Records for processing Start Marker

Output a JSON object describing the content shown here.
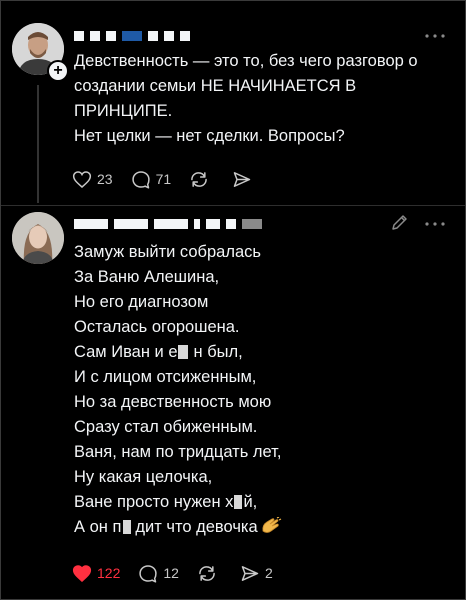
{
  "post1": {
    "text_lines": [
      "Девственность — это то, без чего разговор о",
      "создании семьи НЕ НАЧИНАЕТСЯ В",
      "ПРИНЦИПЕ.",
      "Нет целки — нет сделки. Вопросы?"
    ],
    "likes": "23",
    "replies": "71",
    "reposts": "",
    "shares": ""
  },
  "post2": {
    "text_lines": [
      "Замуж выйти собралась",
      "За Ваню Алешина,",
      "Но его диагнозом",
      "Осталась огорошена.",
      "Сам Иван и е",
      "н был,",
      "И с лицом отсиженным,",
      "Но за девственность мою",
      "Сразу стал обиженным.",
      "Ваня, нам по тридцать лет,",
      "Ну какая целочка,",
      "Ване просто нужен х",
      "й,",
      "А он п",
      "дит что девочка"
    ],
    "likes": "122",
    "replies": "12",
    "reposts": "",
    "shares": "2"
  },
  "colors": {
    "background": "#000000",
    "text": "#f3f5f7",
    "muted": "#8a8a8a",
    "like_active": "#ff3040",
    "redact_blue": "#1f5aa6"
  },
  "icons": {
    "like": "heart-icon",
    "reply": "comment-icon",
    "repost": "repost-icon",
    "share": "send-icon",
    "more": "more-icon",
    "edit": "pencil-icon",
    "follow": "plus-icon"
  }
}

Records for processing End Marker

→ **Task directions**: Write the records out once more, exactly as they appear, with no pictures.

→ **Exercise answer**:
Output a JSON object describing the content shown here.
{
  "post1": {
    "text_lines": [
      "Девственность — это то, без чего разговор о",
      "создании семьи НЕ НАЧИНАЕТСЯ В",
      "ПРИНЦИПЕ.",
      "Нет целки — нет сделки. Вопросы?"
    ],
    "likes": "23",
    "replies": "71",
    "reposts": "",
    "shares": ""
  },
  "post2": {
    "text_lines": [
      "Замуж выйти собралась",
      "За Ваню Алешина,",
      "Но его диагнозом",
      "Осталась огорошена.",
      "Сам Иван и е",
      "н был,",
      "И с лицом отсиженным,",
      "Но за девственность мою",
      "Сразу стал обиженным.",
      "Ваня, нам по тридцать лет,",
      "Ну какая целочка,",
      "Ване просто нужен х",
      "й,",
      "А он п",
      "дит что девочка"
    ],
    "likes": "122",
    "replies": "12",
    "reposts": "",
    "shares": "2"
  },
  "colors": {
    "background": "#000000",
    "text": "#f3f5f7",
    "muted": "#8a8a8a",
    "like_active": "#ff3040",
    "redact_blue": "#1f5aa6"
  },
  "icons": {
    "like": "heart-icon",
    "reply": "comment-icon",
    "repost": "repost-icon",
    "share": "send-icon",
    "more": "more-icon",
    "edit": "pencil-icon",
    "follow": "plus-icon"
  }
}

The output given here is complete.